12 Specialties Eligible for Fee Uplifts Oncology Cardiology Oncology Cardiology Emergency Medicine Gastroenterology Nephrology Obstetrics/Gynecology Orthopedics Oncology Cardiology Emergency Medicine Gastroenterology Nephrology Obstetrics/Gynecology Orthopedics Allergy Chiropractic Critical Care Endocrinology Infectious Disease Neonatal Care Neurology Otolaryngology Pain Management Podiatry Psychiatry Psychology Pulmonology Physical Medicine Sports Medicine Rheumatology Urology Oncology Cardiology Emergency Medicine Gastroenterology Nephrology Obstetrics/Gynecology Orthopedics Allergy Chiropractic Critical Care Endocrinology Infectious Disease Neonatal Care Neurology Otolaryngology Pain Management Podiatry Psychiatry Psychology Pulmonology Physical Medicine Sports Medicine Rheumatology Urology PLUS: Most remaining specialties 12

13 How can specialists receive higher BCBSM fees? Join a PO and become an active participant. Learn and meet the PO’s criteria for nomination Actively work to support the PO in its work of creating a high performance system of care. Work with other clinicians to improve communication, share information, and improve the process of care. Examples: – ED use of imaging services – Improve performance on “Choosing Wisely” recommendations – Complex care patient whose doctors “aren’t talking to each other.” Understand areas of population management strengths and weaknesses and help the PO carry out its role more effectively. 13

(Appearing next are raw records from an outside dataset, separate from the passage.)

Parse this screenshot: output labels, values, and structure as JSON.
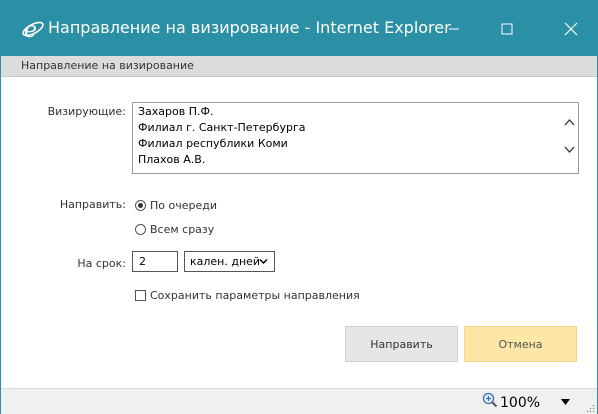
{
  "window": {
    "title": "Направление на визирование - Internet Explorer",
    "accent_color": "#2b8fa6",
    "icons": {
      "app": "internet-explorer-icon",
      "minimize": "minimize-icon",
      "maximize": "maximize-icon",
      "close": "close-icon"
    }
  },
  "dialog": {
    "header": "Направление на визирование",
    "approvers": {
      "label": "Визирующие:",
      "items": [
        "Захаров П.Ф.",
        "Филиал г. Санкт-Петербурга",
        "Филиал республики Коми",
        "Плахов А.В."
      ]
    },
    "send_mode": {
      "label": "Направить:",
      "options": [
        "По очереди",
        "Всем сразу"
      ],
      "selected": "По очереди"
    },
    "term": {
      "label": "На срок:",
      "value": "2",
      "unit_selected": "кален. дней"
    },
    "save_params": {
      "label": "Сохранить параметры направления",
      "checked": false
    },
    "buttons": {
      "send": "Направить",
      "cancel": "Отмена",
      "cancel_color": "#fde7a6"
    }
  },
  "statusbar": {
    "zoom": "100%"
  }
}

14 Oncology Fee Uplift Metrics (Performance) 14 MetricDescriptionLevelTypeWeight PMPM Overall per member per month (PMPM) medical/surgical cost of care + pharmacy - actual cost for cancer population Population level Utilization50% Cancer sensitive severe events Cancer sensitive severe events related inpatient admissions or emergency department visits per 100 members per year Population level Utilization50%

15 Metrics for Emergency Medicine 2013 Uplift MetricDescriptionLevelType CAVE Weighted average episode cost relative to peer groupSub-POEfficiency PMPM Overall PMPM Med/Surg Cost of Care + Rx CostSub-POUtilization GDR Proportion of Rx scripts written for a generic drugPractice UnitEfficiency LBP Proportion of ED visits with a primary Diagnosis of Low Back Pain receiving an imaging studyPractice UnitQuality

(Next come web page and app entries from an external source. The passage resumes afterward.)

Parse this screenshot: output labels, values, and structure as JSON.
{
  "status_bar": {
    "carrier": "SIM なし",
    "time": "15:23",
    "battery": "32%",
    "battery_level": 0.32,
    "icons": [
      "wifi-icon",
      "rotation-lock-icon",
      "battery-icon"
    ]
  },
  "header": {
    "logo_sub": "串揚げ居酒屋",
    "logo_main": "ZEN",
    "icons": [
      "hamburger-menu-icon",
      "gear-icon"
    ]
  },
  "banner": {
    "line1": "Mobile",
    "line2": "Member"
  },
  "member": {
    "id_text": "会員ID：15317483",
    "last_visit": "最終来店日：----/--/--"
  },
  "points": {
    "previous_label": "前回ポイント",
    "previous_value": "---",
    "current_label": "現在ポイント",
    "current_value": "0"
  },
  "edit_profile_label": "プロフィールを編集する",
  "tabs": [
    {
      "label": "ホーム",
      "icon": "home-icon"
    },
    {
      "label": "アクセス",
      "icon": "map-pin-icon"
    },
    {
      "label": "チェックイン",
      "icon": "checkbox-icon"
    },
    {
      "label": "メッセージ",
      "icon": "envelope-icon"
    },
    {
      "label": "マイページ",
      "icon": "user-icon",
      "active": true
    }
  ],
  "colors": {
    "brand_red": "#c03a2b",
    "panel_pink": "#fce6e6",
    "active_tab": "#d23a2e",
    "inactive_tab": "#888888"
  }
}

16 Population Management Strategy: Align Facility and Professional Providers BCBSM ValuePartneship Strategy is to partner with Physician Organizations and Hospitals to create a High Performance Healthcare System in Michigan. BCBSM’s payment models for professional and facility providers are aligned to promote the development of “organized systems of care” and better clinical outcomes measured at the population level. BCBSM is creating commercial products that “steer” members to professional and facility providers though lower member cost-share. BCBSM typically contracts with a “health system” and their affiliated professional providers. 16

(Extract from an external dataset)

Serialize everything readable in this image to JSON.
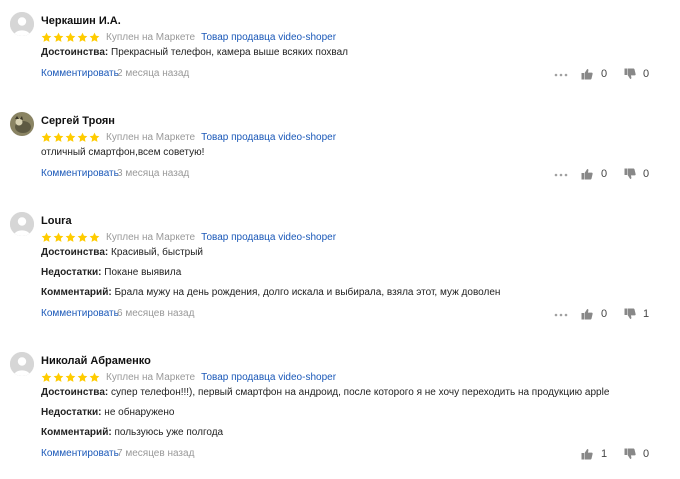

17 Medicare: Considering Tiered Fees CMS is encouraging accountability for population-level performance through Accountable Care Organizations (ACO’s) CMS is evaluating replacing the SGR (Sustainable Growth Rate) formula for physicians actively involved in an Accountable Care Organizations. This is likely to evolve into tiered fee structure---one for physicians not practicing within an ACO and a hier one for physicians participating in an ACO. 17

18 Summary BCBSM partners with Physician Organizations to achieve a high performance health care system in Michigan. The BCBSM payment model with two separate components: payments to Physician Organizations and tiering of fees to physicians based on population level performance. Physician fees will be tiered based on performance measured at the population level, encouraging physicians to partner with their Physician Organizations to improve population-level performance. BCBSM is aligning its hospital payment model to reward effective population management, encouraging physician-hospital partnership improve performance. 18


Download ppt "Creating a High Performance System: Aligning the Payment Model April 4, 2014 Tom Simmer, MD Senior Vice President & Chief Medical Officer."

Similar presentations


Ads by Google